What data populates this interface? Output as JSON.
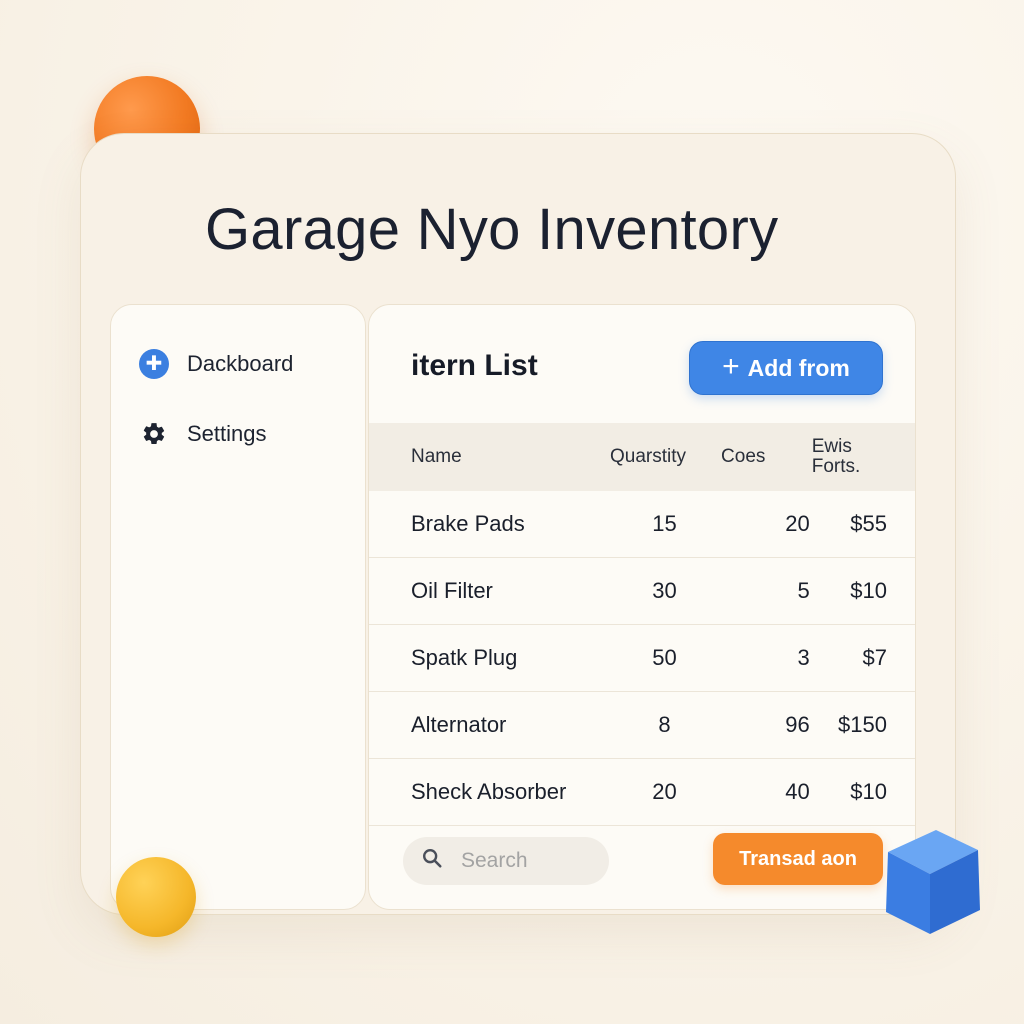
{
  "app": {
    "title": "Garage Nyo Inventory"
  },
  "sidebar": {
    "items": [
      {
        "label": "Dackboard",
        "icon": "dashboard-icon"
      },
      {
        "label": "Settings",
        "icon": "gear-icon"
      }
    ]
  },
  "main": {
    "title": "itern List",
    "add_button": {
      "plus": "+",
      "label": "Add from"
    },
    "table": {
      "headers": {
        "name": "Name",
        "quantity": "Quarstity",
        "cost": "Coes",
        "price_line1": "Ewis",
        "price_line2": "Forts."
      },
      "rows": [
        {
          "name": "Brake Pads",
          "quantity": "15",
          "cost": "20",
          "price": "$55"
        },
        {
          "name": "Oil Filter",
          "quantity": "30",
          "cost": "5",
          "price": "$10"
        },
        {
          "name": "Spatk Plug",
          "quantity": "50",
          "cost": "3",
          "price": "$7"
        },
        {
          "name": "Alternator",
          "quantity": "8",
          "cost": "96",
          "price": "$150"
        },
        {
          "name": "Sheck Absorber",
          "quantity": "20",
          "cost": "40",
          "price": "$10"
        }
      ]
    },
    "search": {
      "placeholder": "Search"
    },
    "transaction_button": {
      "label": "Transad aon"
    }
  },
  "colors": {
    "accent_blue": "#3f86e6",
    "accent_orange": "#f58a2c",
    "accent_yellow": "#f5b72a"
  }
}
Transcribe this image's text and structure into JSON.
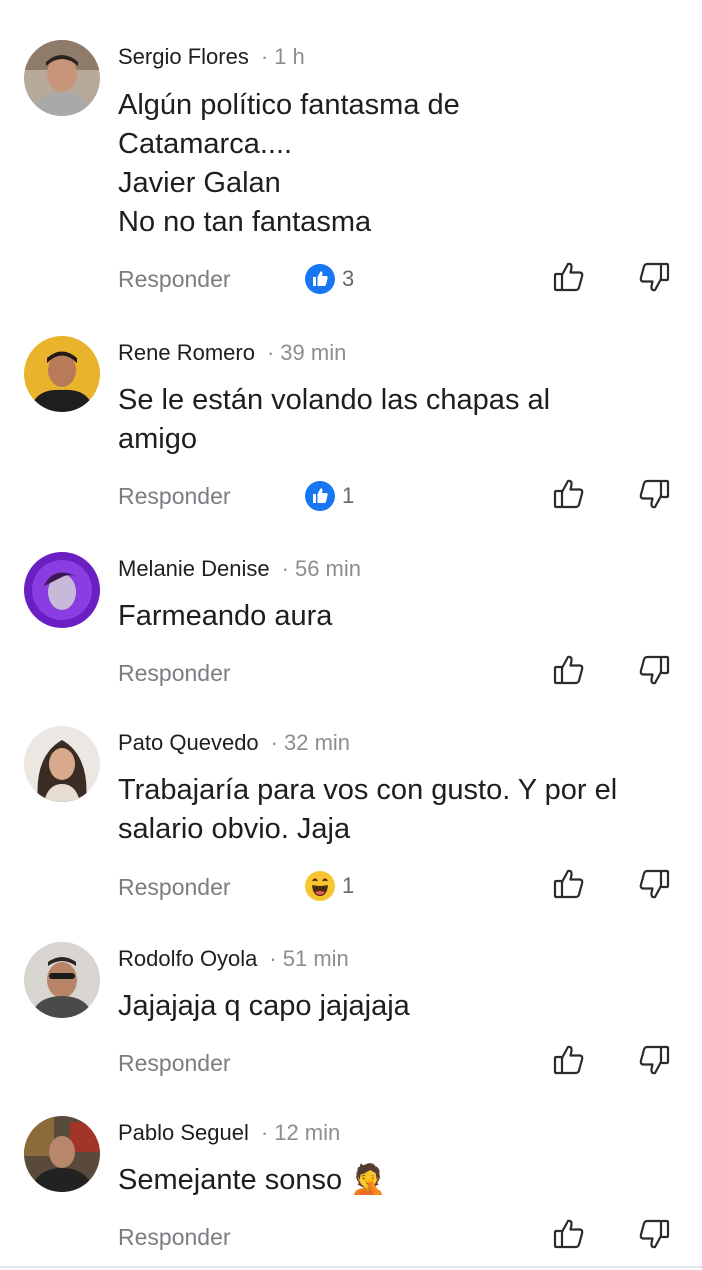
{
  "comments": [
    {
      "author": "Sergio Flores",
      "time": "1 h",
      "lines": [
        "Algún político fantasma de",
        "Catamarca....",
        "Javier Galan",
        "No no tan fantasma"
      ],
      "reply_label": "Responder",
      "reaction": {
        "icon": "like-reaction-icon",
        "count": "3"
      }
    },
    {
      "author": "Rene Romero",
      "time": "39 min",
      "lines": [
        "Se le están volando las chapas al",
        "amigo"
      ],
      "reply_label": "Responder",
      "reaction": {
        "icon": "like-reaction-icon",
        "count": "1"
      }
    },
    {
      "author": "Melanie Denise",
      "time": "56 min",
      "lines": [
        "Farmeando aura"
      ],
      "reply_label": "Responder",
      "reaction": null
    },
    {
      "author": "Pato Quevedo",
      "time": "32 min",
      "lines": [
        "Trabajaría para vos con gusto. Y por el",
        "salario obvio. Jaja"
      ],
      "reply_label": "Responder",
      "reaction": {
        "icon": "haha-reaction-icon",
        "count": "1"
      }
    },
    {
      "author": "Rodolfo Oyola",
      "time": "51 min",
      "lines": [
        "Jajajaja q capo jajajaja"
      ],
      "reply_label": "Responder",
      "reaction": null
    },
    {
      "author": "Pablo Seguel",
      "time": "12 min",
      "lines": [
        "Semejante sonso"
      ],
      "emoji": "🤦",
      "reply_label": "Responder",
      "reaction": null
    }
  ],
  "colors": {
    "like_blue": "#1877f2",
    "text": "#1c1e21",
    "secondary": "#8a8d91"
  }
}
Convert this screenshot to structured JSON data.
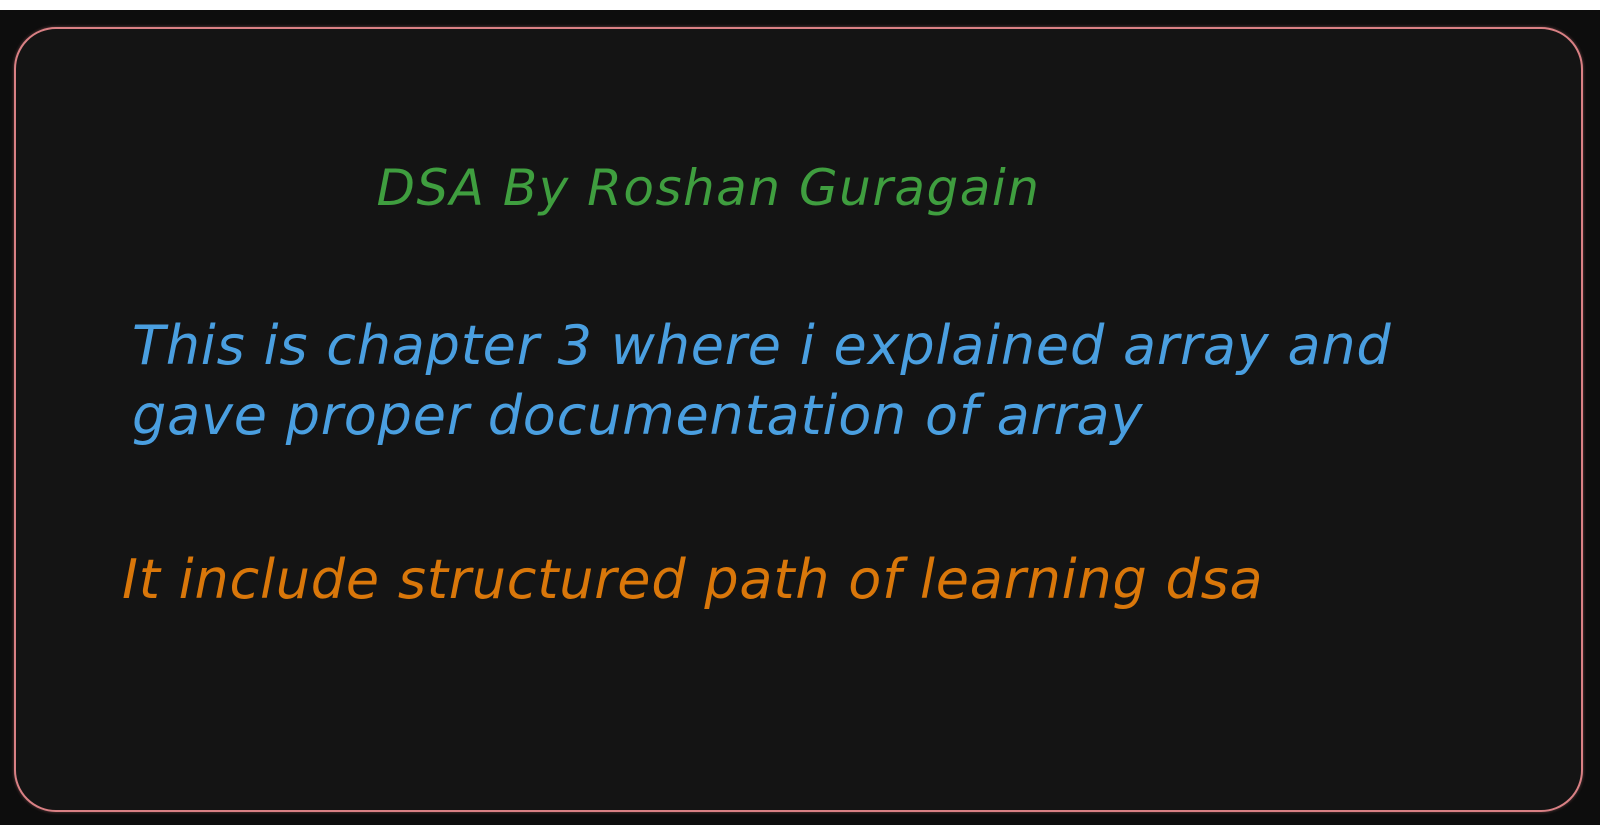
{
  "card": {
    "border_color": "#d98084",
    "background_color": "#141414",
    "page_background_color": "#0d0d0d",
    "corner_radius_px": 42
  },
  "title": {
    "text": "DSA By Roshan Guragain",
    "color": "#3f9e3f"
  },
  "blue_note": {
    "color": "#4a9fe0",
    "lines": [
      "This is chapter 3 where i explained array and",
      "gave proper documentation of array"
    ]
  },
  "orange_note": {
    "color": "#d9770a",
    "lines": [
      "It include structured path of learning dsa"
    ]
  }
}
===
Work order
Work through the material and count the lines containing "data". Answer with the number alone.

Result of this exercise
2